Our recent fundraising has been a phenomenal success. Over the course of 9 weeks you have helped to raise £19,000, which means our case, brought by Peter Steer as claimant, WILL be heard at the Royal Courts of Justice on 24th and 25th May 2017. It is increasingly rare that a planning application reaches the High Court, so we should all be very proud of getting our concerns to protect the setting of Kedleston Hall to this point.
Although things have seemed quiet, our KV specialists, Solicitor and Barrister have been working hard to prepare our case for the hearing.
What has been happening behind the scenes?
You may remember that Historic England, the Statutory Body who determines the policy and guidance used for planning matters that affect our Nation’s unique and wonderful heritage, were made an Interested Party in the case. Historic England has been preparing their submissions for the hearing and these happily will support our position. Historic England’s involvement has raised the profile of our case to a national level and helped us secure a Protective Costs Order (“PCO”), – on the basis of the public importance of the case.
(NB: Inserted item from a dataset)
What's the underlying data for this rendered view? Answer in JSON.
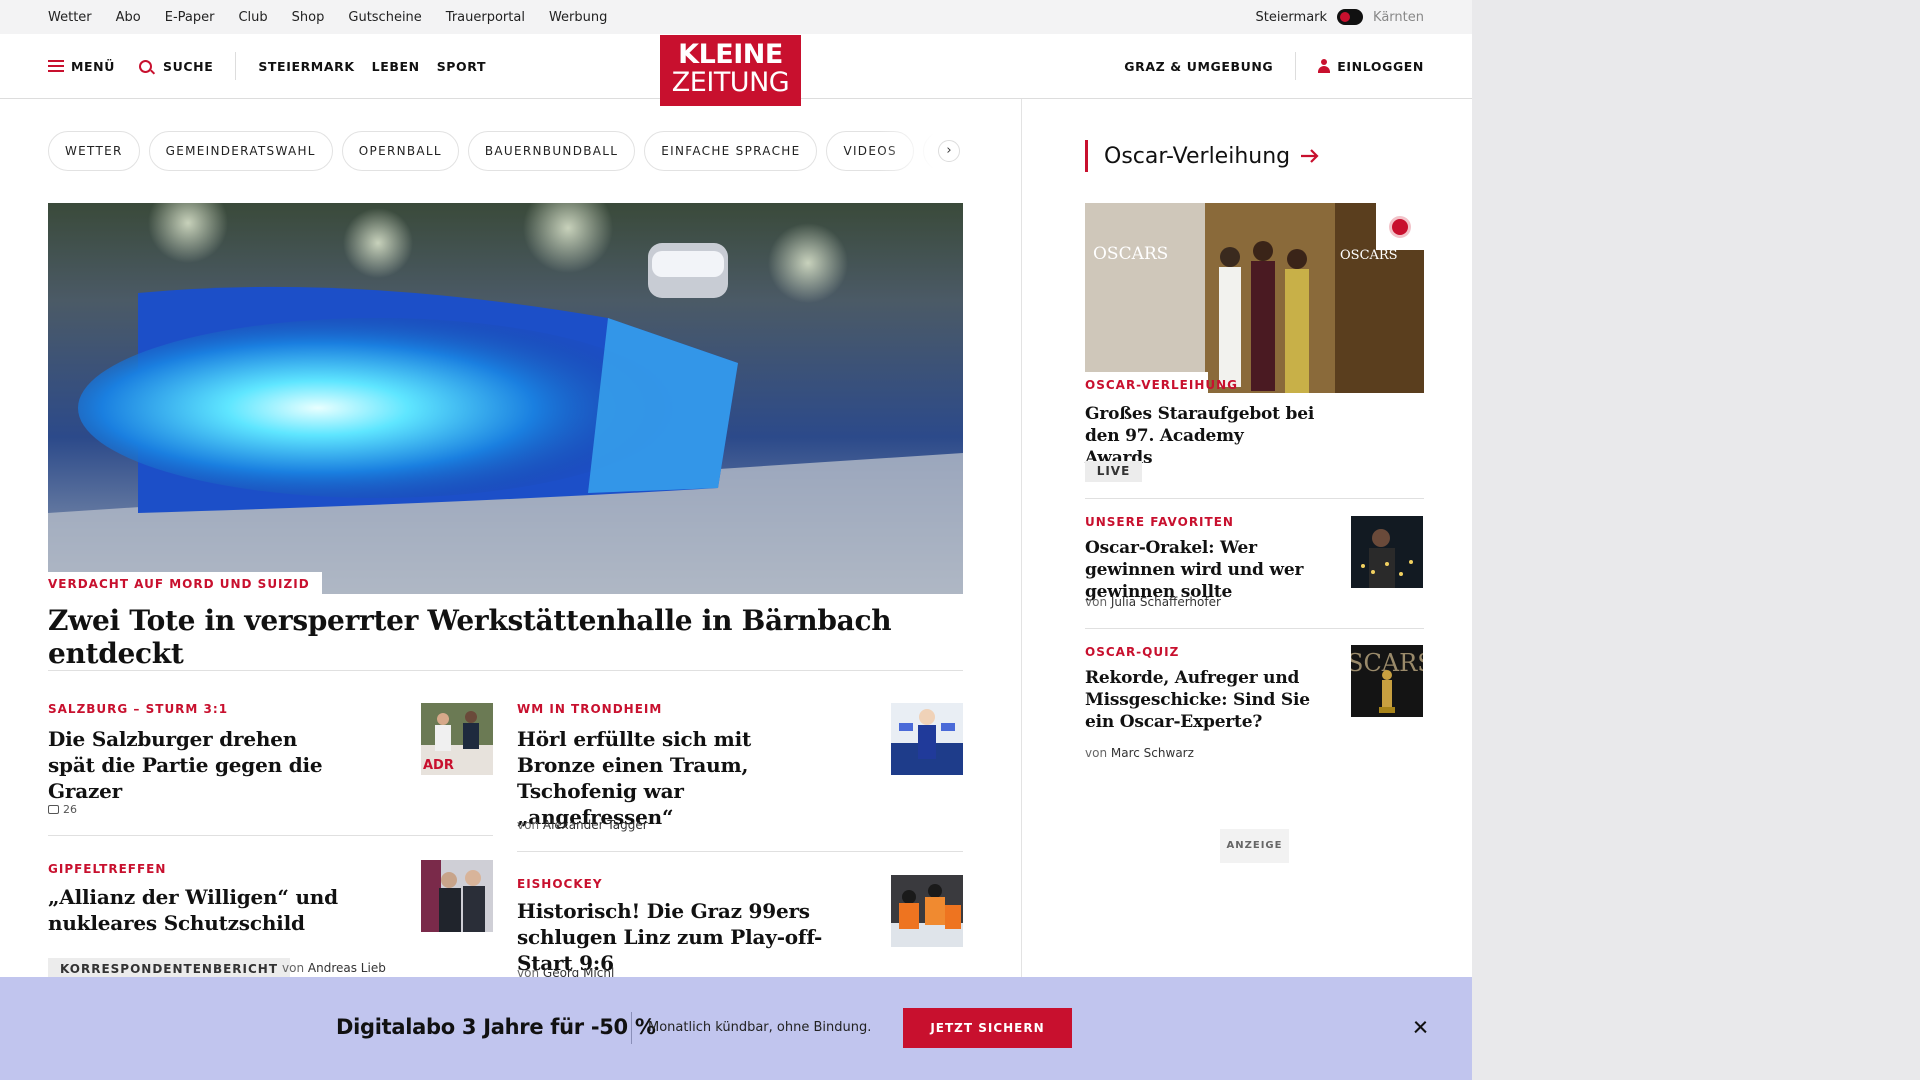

A PCO limits the claimant’s liability for the other side’s costs to £5000. A PCO is extremely rare in this sort of planning case – further evidence of the importance of our case!
Since KV’s last communication our legal team has devoted much time to preparing our Trial Bundle and Skeleton Argument. These are detailed and complex documents that concisely set out our case and they will form the basis of the arguments and submissions our Barrister will make before a planning judge at the two-day hearing.
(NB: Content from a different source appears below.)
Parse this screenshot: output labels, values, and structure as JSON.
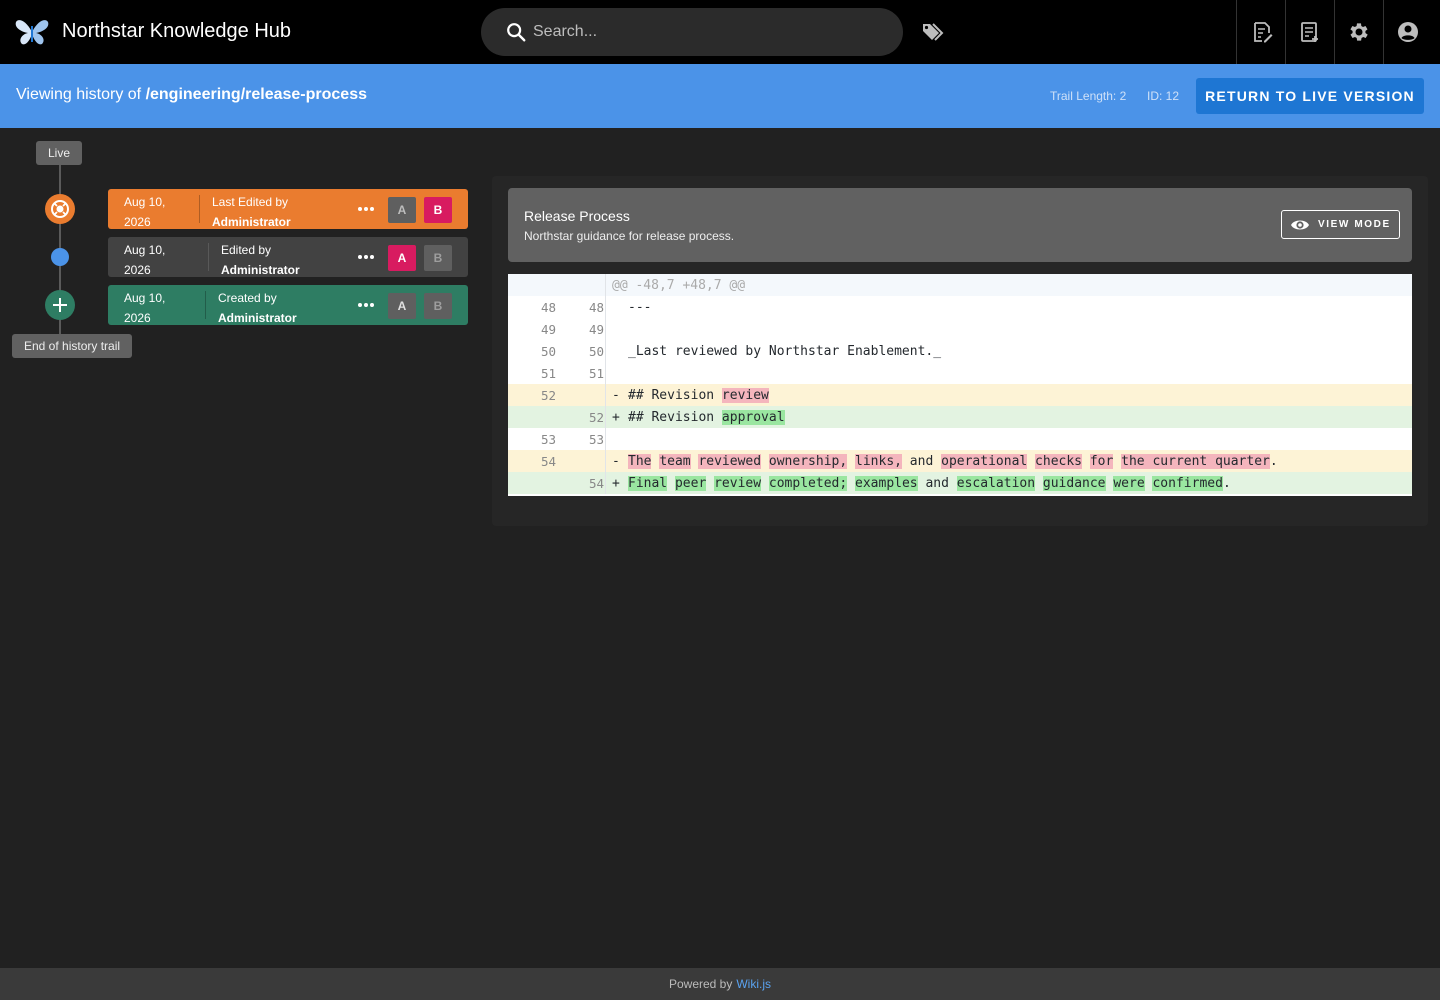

What will happen on the day?
On 24th and 25th May, all parties will appear in court before a High Court Planning Judge to present each side of the case. The arguments made and supporting evidence will be scrutinised by the Judge, who is independent. The hearing has been allocated from 10:00 am to 4pm each day, however the judge may adjust timings depending on the progress of the case.
The Judge’s role in this sort of hearing is to decide if there has been an error of law made by the Inspector in the decision to grant planning consent. The Judge does not have powers to independently assess the merits of the planning decision and does not exercise planning judgment. Further information on the Statutory Review process, as Judicial Review is known in planning matters, can be found for those who are interested on our Solicitor’s web site at: http://www.richardbuxton.co.uk/the-law/judicial-review-process.
Should I attend the hearing?
We urge all KV supporters to attend at least one of the two days if possible. The more members of the public that attend the hearing the stronger the sense of community support for Kedleston will be evident to the Judge. You can come for the morning 10:00-1pm or afternoon sessions 2:00 – 4:30 pm in case you cannot spare a full day. If you plan to attend let us know so appropriate provisions can be made on the day. The address for the Royal Courts of Justice: Strand, London, WC2A 2LL. We can circulate the court room on the day before the hearing.
What are the possible outcomes?
1) The High Court Judge may rule in our favour and decide to quash the planning inspector’s decision. This would return the planning decision to the status it had before the public inquiry last July, i.e. ‘permission refused’. As the losing party the developer can appeal the High Court judgment to the Court of Appeal. It is not clear at this point if an appeal to the Court of Appeal would proceed, as permission is required from the Court of Appeal.
a. If the Inspector’s decision is quashed and no appeal is pursued or the Court of Appeal refuses permission for an appeal the developer can withdraw the application from the Planning Inspectorate for England and Wales (“PINS”) so the refusal stands or ask PINS to determine the Appeal in which case PINS will appoint a new planning inspector who would conduct a new inquiry and make the final decision. It is also possible to write to the Secretary of State for Communities and Local Government (“SOS”), to seek to have the application called in. In that case PINS will appoint a new planning inspector, who will conduct an inquiry and ‘recommend’ a decision. The SOS would then take the final decision.
b. In either case the inspector and SOS would make their decisions based on proper consideration of the law on the setting of heritage assets as set out in the Court’s judgment and all relevant factors in the case, such as the Historic England objections, etc.
2) The Judge may find in favour of the Defendants and uphold the inspector’s decision. This would mean that the inspector’s decision granting planning permission would stand. Depending on the basis of the decision it is possible for the Claimant to appeal to the Court of Appeal, but as above, permission is required for the Claimant to appeal.
Whatever the outcome, together we will have ensured that this case, all the relevant issues and legal tests have been properly scrutinised at the highest level by an independent Judge.
When will we know the outcome?
Sometimes judgment can be given there and then, however the likelihood is that in our case it will be provided orally shortly after or ‘handed-down’ in writing sometime soon after that.
What happens after the judgment?
The parties will likely make submissions on payment of costs, and may ask for permission to appeal the decision.
What can I do next?
If you haven’t donated already, please do so now, as we need the final £1,000 to ensure all costs are covered. You can donate by clicking here
Once again, thank you for your support. We will be back in touch before the hearing.